On February 11th, I set off on the train from Leeds to join a group of fellow YTI members for a visit to the Bedern Glaziers Studio (http://www.yorkglazierstrust.org/). This disused medieval chapel was converted by York Glaziers Trust and is home to their team of glass conservation specialists, who are currently working to restore York Minster’s Great East Window.
Due to the signalling problems affecting Leeds station and forcing our train to take a detour along a slower line, two of us arrived 10 minutes late and missed the beginning of the talk. Despite my concerns that I would then find it difficult to catch up, I was soon enthralled by this informative glimpse behind the scenes of glass conservation.
The in-depth talk delivered by one of the conservators covered each of the stages involved in this ambitious project, including cleaning, repainting, firing and re-glazing (where necessary) the panels of this impressive window. Its panels depict the beginning and the end of the world and were originally painted by John Thornton, a glazier from Coventry. He completed the entire piece between 1405 and 1408, delivering it on time in order to secure his bonus of £10 (worthwhile, considering he was paid a total of £46 for his work – roughly half a million pounds in today’s money!)
During the visit, we were shown close-up images of particular panels in order to illustrate the techniques described, and even given a quiz that involved guessing which figures were original Thornton paintings and which had been repainted (with varying degrees of success) during the 1950s and 60s conservation project. Explanations of the conservation process also mentioned the specific terminology for the materials, tools and techniques used. Here is a little sample of the fascinating content:
- Paints are primarily used to restore rather than repaint sections of the stained glass, the original paint being preserved whenever possible.
- The paints used in the restoration process are made from a powder of metal oxides comprising colours, ground glass and lead (as a result, masks and gloves must be worn, and blood tests taken regularly, as precautions against lead poisoning).
- These powders are then mixed with vinegar and lavender oil, allowing layers of paint to be built up on the glass without firing between layers, since the oil sticks to the vinegar to ‘set’ the colour.
- Painting tools include brushes made from badger or hog hair (for shading, stippling and washes), as well as an ordinary metal pin for painting highlights onto eyes and hair (a quill would have been used originally).
- Broken or damaged panels can nowadays be repaired using synthetic resins, the modern versions significantly superior to those used in the 1970s (which used to yellow in the sunlight) but still requiring UV protection.
- The current project is the first in the UK to use a new protective glazing (fitted on top of the stained glass panels, with a gap in between to prevent condensation) made from titanium dioxide, a substance often used in sunscreens and expected to protect the window for an additional 50-100 years (the properties of this substance were demonstrated to us using a UV marker and lamp – very clever stuff!)

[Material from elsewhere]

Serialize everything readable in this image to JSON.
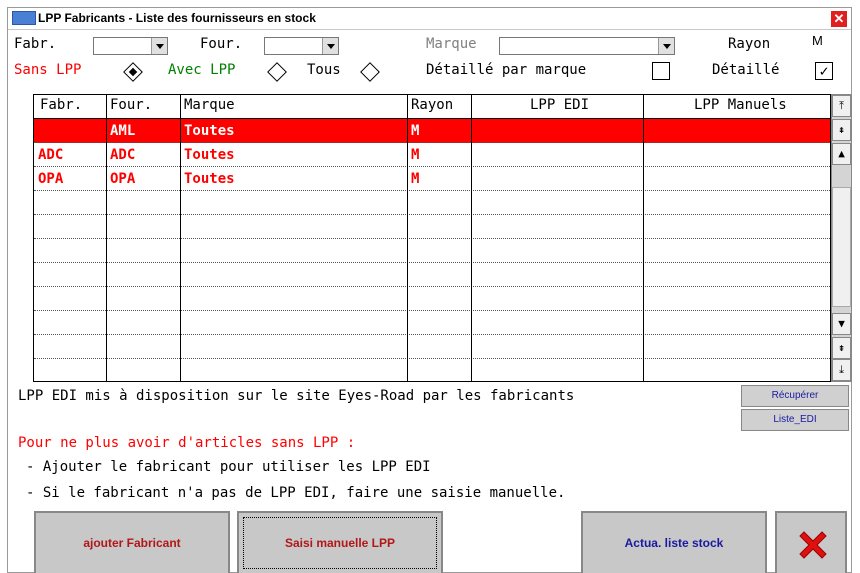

- In the 50s and 60s, panels were routinely re-glazed using thicker leads, which were thought to strengthen the window but actually made it weaker and caused more damage due to the extra weight. Nowadays, it is unusual to re-glaze panels of stained glass, unless severely damaged. When necessary, 4mm-thick ‘H frames’ are used to make panels lighter and improve their aesthetic impact by obscuring less of the picture. The top and bottom of the sideways ‘H’ shape is known as the ‘flange’, whilst the middle is the ‘heart’.
- Panels are fixed in place by first framing them using a mechanical fixing made from non-ferrous (anti-rust) manganese bonds. This means that, in the future, they will be able to be removed far more easily for conservation purposes (originally they were fixed in place using pointing in the stonework).
The talk was the perfect blend of technical information and anecdotal interest, interspersed with a chance to watch conservation work in action, with two other members of the YGT team working on cleaning and glazing processes on the other side of the glass screen. Each explained the work they were doing, and all three conservators were happy to answer questions before we left. They gave a real insight into their varied expertise and backgrounds (which include art, art history, glass conservation and archaeology) and the meticulous work they do day in, day out… not to mention the skills and patience involved, with one panel taking at least one full week to clean! We heard how the project aims to painstakingly restore as much of the original medieval glass as possible, using many of the same techniques but also taking advantage of modern materials and techniques in order to protect the window for many future generations.
Everyone who convened at nearby Café Concerto to sample some of York’s finest coffee and cake agreed that the tour had been a thoroughly enjoyable, enriching and refreshingly different way to spend a Tuesday afternoon! A wonderful CPD idea – thanks to the organisers as always!